The story is simple, short and sweet, but with a foretaste of sorrow. Not a word is out of place. Matching and enhancingthe text are black and white illustrations by Peter Rankin, making this book a perfect little gift.
For readers from nine to ninety-nine, our classic Christmas story by one of our greatest writers.
copying, license from the Canadian Copyright Licensing Agency – is an infringement of the copyright law. Library and Archives Canada Cataloguing in Publication MacLeod, Alistair To every thing there is a season : a Cape Breton Christmas story / Alistair MacLeod ; Peter Rankin, illustrator. “A Douglas Gibson book” eISBN: 978-1-55199-603-5 1. Christmas stories, Canadian (English) 2. Cape Breton Island (N.S.) – Fiction. I. Rankin, Peter, 1961- II. Title. PS8575.L459T6
They fell in silence into the puddles and into the sea where they disappeared at the moment of contact. They disappeared, too, upon touching the heated redness of our necks and hands or the faces of those who did not wear masks. We carried our pillowcases from house to house, knocking on doors to become silhouettes in the light thrown out from kitchens (white pillowcases held out by whitened forms). The snow fell between us and the doors and was transformed in shimmering golden beams. When we
reinforcement even in an ignorance I know I dare not trust. Kenneth, however, believes with an unadulterated fervour, and so do Bruce and Barry, who are six-year-old twins. Beyond me there is Anne who is thirteen and Mary who is fifteen, both of whom seem to be leaving childhood at an alarming rate. My mother has told us that she was already married when she was seventeen, which is only two years older than Mary is now. That, too, seems strange to contemplate and perhaps childhood is shorter for
sympathetic of all concerning my extended hopes, and says we should hang on to the good things in our lives as long as we are able. As I look at him out of the corner of my eye, it does not seem that he has many of them left. He is old, we think, at forty-two. Yet Christmas, in spite of all the doubts of our different ages, is a fine and splendid time, and now as we pass the midpoint of December our expectations are heightened by the increasing coldness that has settled down upon us. The ocean

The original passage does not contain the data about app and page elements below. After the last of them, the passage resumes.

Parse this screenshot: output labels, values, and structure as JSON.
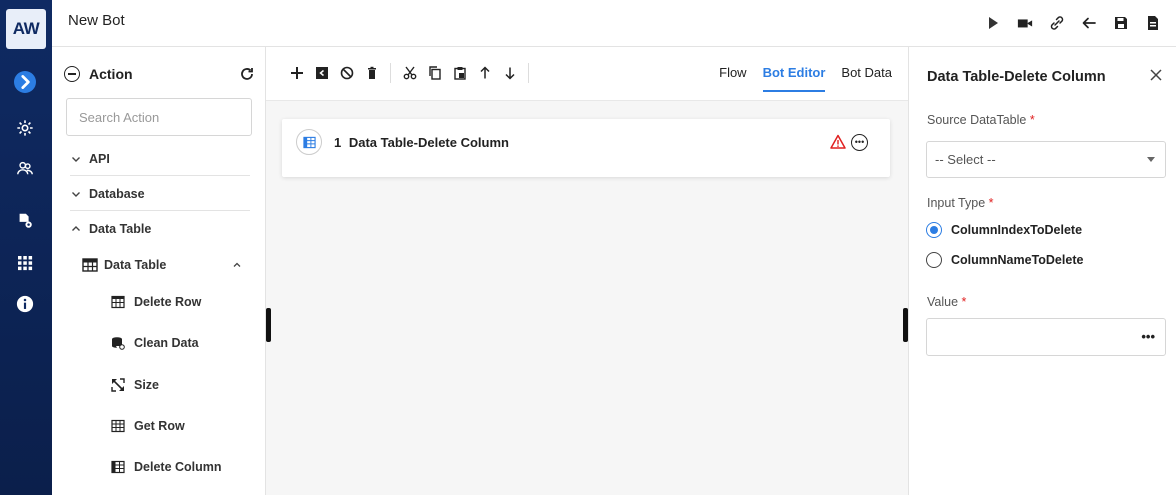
{
  "app": {
    "logo_text": "AW",
    "title": "New Bot"
  },
  "rail": {
    "icons": [
      "expand-icon",
      "settings-gear-icon",
      "users-icon",
      "bot-files-icon",
      "grid-icon",
      "info-icon"
    ]
  },
  "topbar": {
    "icons": [
      "play-icon",
      "record-icon",
      "link-icon",
      "back-arrow-icon",
      "save-icon",
      "export-icon"
    ]
  },
  "action_panel": {
    "title": "Action",
    "search_placeholder": "Search Action",
    "categories": [
      {
        "label": "API",
        "expanded": false
      },
      {
        "label": "Database",
        "expanded": false
      },
      {
        "label": "Data Table",
        "expanded": true
      }
    ],
    "subgroup": {
      "label": "Data Table"
    },
    "items": [
      {
        "label": "Delete Row",
        "icon": "delete-row-icon"
      },
      {
        "label": "Clean Data",
        "icon": "clean-data-icon"
      },
      {
        "label": "Size",
        "icon": "size-icon"
      },
      {
        "label": "Get Row",
        "icon": "get-row-icon"
      },
      {
        "label": "Delete Column",
        "icon": "delete-column-icon"
      }
    ]
  },
  "canvas": {
    "tabs": [
      {
        "label": "Flow",
        "active": false
      },
      {
        "label": "Bot Editor",
        "active": true
      },
      {
        "label": "Bot Data",
        "active": false
      }
    ],
    "node": {
      "number": "1",
      "label": "Data Table-Delete Column"
    }
  },
  "properties": {
    "title": "Data Table-Delete Column",
    "source_label": "Source DataTable",
    "required_mark": "*",
    "source_value": "-- Select --",
    "input_type_label": "Input Type",
    "input_options": [
      {
        "label": "ColumnIndexToDelete",
        "selected": true
      },
      {
        "label": "ColumnNameToDelete",
        "selected": false
      }
    ],
    "value_label": "Value",
    "value_more": "•••"
  },
  "colors": {
    "rail": "#0f2a63",
    "accent": "#2c7de3",
    "warning": "#e02020"
  }
}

is flat and calm and along the coast, in the scooped-out coves, has turned to an icy slush. The brook that flows past our house is almost totally frozen and there is only a small channel of rushing water that flows openly at its very centre. When we let the cattle out to drink, we chop holes with the axe at the brook’s edge so that they can drink without venturing onto the ice. The sheep move in and out of their lean-to shelter, restlessly stamping their feet or huddling together in tightly